It happened. Or rather it didn’t happen.
Her period didn’t come. She waited three weeks then she told Kevin.
“Are you sure?”
“No,” she said. “I’ll wait another week and go to the doctor if it hasn’t come.”
She didn’t see Kevin that week. She was tired, more than usual. On Friday she told Kevin she wasn’t up to going out. As she walked home she glanced into the window of the café on High Street. A couple sat with their heads joined across the table; for a moment it looked like Kevin and someone who resembled Eileen. Barbara blamed her exhaustion.
The doctor’s surgery was small and grey. It smelled of sadness.
“My period is late Dr Carter.”
“There could be several reasons for that. Let’s test your hormones to check for imbalance.”
“I might be pregnant.”
“Oh.” He looked at his watch. “Well, you’ll need to, ah, put a urine sample in a jar.” He waved at a door at the side of the surgery.
“How old are you?” He scanned her notes. “Seventeen. We don’t need to tell your parents if it’s positive then.”
Her stomach staggered. Can’t be the baby yet, she thought.
Kevin phoned her on Thursday.
“What’s the verdict?”
“I’m pregnant, Kevin. We’re pregnant.”
“What should we do?”
“The right thing, Barb. We’ll get married.”
She chose a wedding dress that softened around her midriff. She asked Eileen to be her bridesmaid. Eileen said she had to leave town for the beginning of term at training college; she sent them a tablecloth. Barbara’s sister carried her veil as she walked down the aisle of the Presbyterian church. Their mothers wore brave hats, the guests threw confetti.
Paul was born, small and late. He might just have been conceived on their wedding night.

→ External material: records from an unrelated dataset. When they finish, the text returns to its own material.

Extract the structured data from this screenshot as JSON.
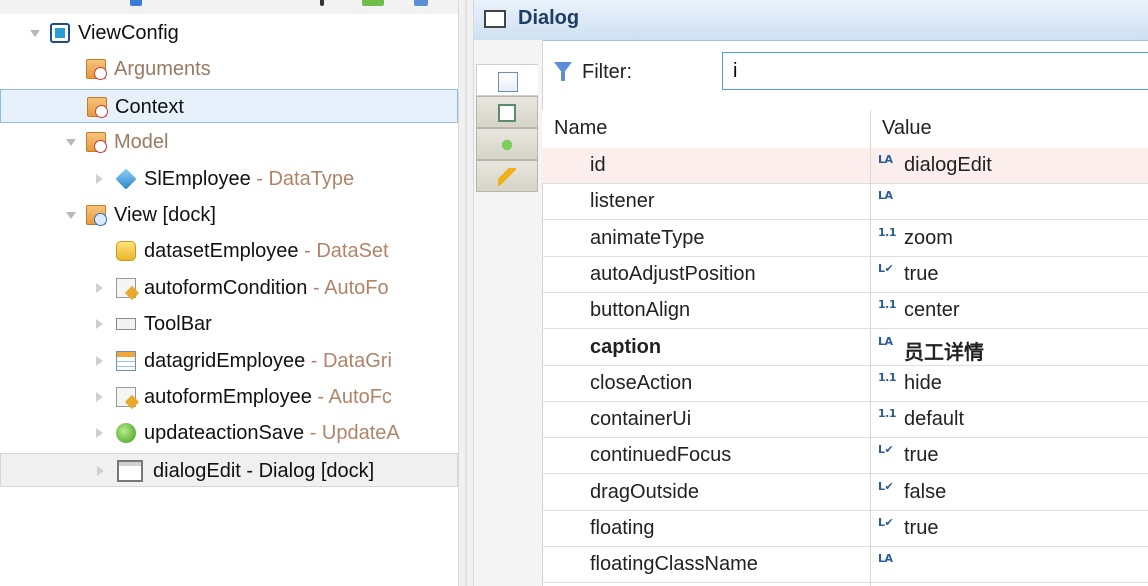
{
  "tree": {
    "nodes": [
      {
        "name": "ViewConfig",
        "type": "",
        "icon": "view-config-icon",
        "kind": "view",
        "indent": 0,
        "twisty": "expanded",
        "dim": false,
        "state": ""
      },
      {
        "name": "Arguments",
        "type": "",
        "icon": "arguments-folder-icon",
        "kind": "folder-red",
        "indent": 1,
        "twisty": "",
        "dim": true,
        "state": ""
      },
      {
        "name": "Context",
        "type": "",
        "icon": "context-folder-icon",
        "kind": "folder-red",
        "indent": 1,
        "twisty": "",
        "dim": false,
        "state": "selected"
      },
      {
        "name": "Model",
        "type": "",
        "icon": "model-folder-icon",
        "kind": "folder-red",
        "indent": 1,
        "twisty": "expanded",
        "dim": true,
        "state": ""
      },
      {
        "name": "SlEmployee",
        "type": " - DataType",
        "icon": "datatype-cube-icon",
        "kind": "cube",
        "indent": 2,
        "twisty": "collapsed",
        "dim": false,
        "state": ""
      },
      {
        "name": "View [dock]",
        "type": "",
        "icon": "view-folder-icon",
        "kind": "folder-blue",
        "indent": 1,
        "twisty": "expanded",
        "dim": false,
        "state": ""
      },
      {
        "name": "datasetEmployee",
        "type": " - DataSet",
        "icon": "dataset-icon",
        "kind": "dataset",
        "indent": 2,
        "twisty": "",
        "dim": false,
        "state": ""
      },
      {
        "name": "autoformCondition",
        "type": " - AutoFo",
        "icon": "autoform-icon",
        "kind": "form",
        "indent": 2,
        "twisty": "collapsed",
        "dim": false,
        "state": ""
      },
      {
        "name": "ToolBar",
        "type": "",
        "icon": "toolbar-icon",
        "kind": "toolbar",
        "indent": 2,
        "twisty": "collapsed",
        "dim": false,
        "state": ""
      },
      {
        "name": "datagridEmployee",
        "type": " - DataGri",
        "icon": "datagrid-icon",
        "kind": "grid",
        "indent": 2,
        "twisty": "collapsed",
        "dim": false,
        "state": ""
      },
      {
        "name": "autoformEmployee",
        "type": " - AutoFc",
        "icon": "autoform-icon",
        "kind": "form",
        "indent": 2,
        "twisty": "collapsed",
        "dim": false,
        "state": ""
      },
      {
        "name": "updateactionSave",
        "type": " - UpdateA",
        "icon": "update-action-icon",
        "kind": "action",
        "indent": 2,
        "twisty": "collapsed",
        "dim": false,
        "state": ""
      },
      {
        "name": "dialogEdit - Dialog [dock]",
        "type": "",
        "icon": "dialog-icon",
        "kind": "dialog",
        "indent": 2,
        "twisty": "collapsed",
        "dim": false,
        "state": "hover"
      }
    ]
  },
  "panel": {
    "title": "Dialog",
    "filter": {
      "label": "Filter:",
      "value": "i"
    },
    "columns": {
      "name": "Name",
      "value": "Value"
    },
    "side_tabs": [
      {
        "icon": "properties-edit-icon",
        "active": true
      },
      {
        "icon": "layout-icon",
        "active": false
      },
      {
        "icon": "pin-icon",
        "active": false
      },
      {
        "icon": "events-lightning-icon",
        "active": false
      }
    ],
    "properties": [
      {
        "name": "id",
        "type": "LA",
        "value": "dialogEdit",
        "bold": false,
        "selected": true
      },
      {
        "name": "listener",
        "type": "LA",
        "value": "",
        "bold": false,
        "selected": false
      },
      {
        "name": "animateType",
        "type": "1.1",
        "value": "zoom",
        "bold": false,
        "selected": false
      },
      {
        "name": "autoAdjustPosition",
        "type": "L✔",
        "value": "true",
        "bold": false,
        "selected": false
      },
      {
        "name": "buttonAlign",
        "type": "1.1",
        "value": "center",
        "bold": false,
        "selected": false
      },
      {
        "name": "caption",
        "type": "LA",
        "value": "员工详情",
        "bold": true,
        "selected": false
      },
      {
        "name": "closeAction",
        "type": "1.1",
        "value": "hide",
        "bold": false,
        "selected": false
      },
      {
        "name": "containerUi",
        "type": "1.1",
        "value": "default",
        "bold": false,
        "selected": false
      },
      {
        "name": "continuedFocus",
        "type": "L✔",
        "value": "true",
        "bold": false,
        "selected": false
      },
      {
        "name": "dragOutside",
        "type": "L✔",
        "value": "false",
        "bold": false,
        "selected": false
      },
      {
        "name": "floating",
        "type": "L✔",
        "value": "true",
        "bold": false,
        "selected": false
      },
      {
        "name": "floatingClassName",
        "type": "LA",
        "value": "",
        "bold": false,
        "selected": false
      }
    ]
  },
  "colors": {
    "selection": "#e6f1fb",
    "header": "#cfe0f1",
    "type_text": "#b08468",
    "selected_row": "#fdeeee"
  }
}
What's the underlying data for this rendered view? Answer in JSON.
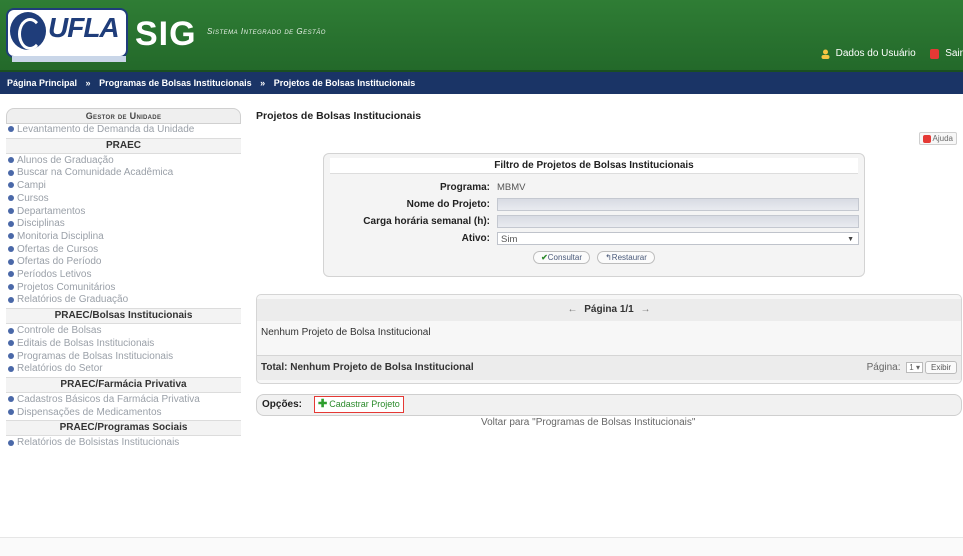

“You know it should have been you, Eileen.” Kevin’s voice was velvet as his hand moved across her stomach. “If it hadn’t been for Barb and the baby…”
Barbara could feel his eagerness through his pyjamas. She felt a flare between her legs. It propelled her body toward him so they lay face to face. They made love with the energy of the seventeen-year olds they’d been once.
In the morning Kevin loaded his toast with marmalade.
“I knew you’d come back to me. Where have you been all these years?”
Eileen and Barbara kept in touch after she and Kevin married. They exchanged Christmas cards, and met occasionally when Eileen came back to town.
“Come to dinner with us,” Barbara had suggested. “Paul’s three now and Christine is one. You’d love them and Kevin would like to see you.”
Eileen had never taken up the invitation.
“Sorry I can’t make it Barb. Give Kevin my regards.”
“I went to Sydney,” Barbara said. “I came back when Dad was sick, and worked in Wellington.”
“Who did you marry?” Kevin’s hand shook as he poured his tea.
“I didn’t,” Barbara said.
Kevin squeezed her knee. “An unclaimed treasure, Eileen, that’s what you are. I’d have married you if it wasn’t for Barb getting pregnant. I wonder where she is? Gone to see Christine and the kids, perhaps.”
Eileen’s hair was dark. She wore it long back then, its curls framing her cheeks. Barbara’s hair was fair. Now it was bleaching at her temples and she supposed Eileen’s was too. She bought dye from the chemist, a colour that promised to transform her into a brunette. She pulled her hair forward so that it looked longer. She found a skirt that held her hips close. She bought two tops that silhouetted her breasts and the hummocks of flesh that ringed her body between her bosom and hips.
Night life with Kevin bloomed. He held her in his arms, and they made love on Saturday nights. His face was alight with love – for her old school friend.
“I don’t know where my wife has gone. She’ll be back I suppose but for now you and I are together Eileen, as we were meant to be.”
It was easier to be Eileen. Kevin touched her shoulder in the kitchen, he kissed her cheek as they sat down for dinner. “Here’s to us,” he said.
“Where’s Barb?” Kevin hit the TV mute button.
“I don’t know Kevin.”
“It’s all very well having you here but it’s not right, is it. Maybe you should go back to your husband.”
“Perhaps.” Barbara left and took off her skirt, changed into trousers. She pulled her hair back so that the streaks through the brunette were visible. She went back to Kevin. His body tensed in his chair, then relaxed.
“How about a cup of tea, Barb?”
Next week’s short story is “Picking Out Dahlias” by Hawke’s Bay writer Shelley Burne-Field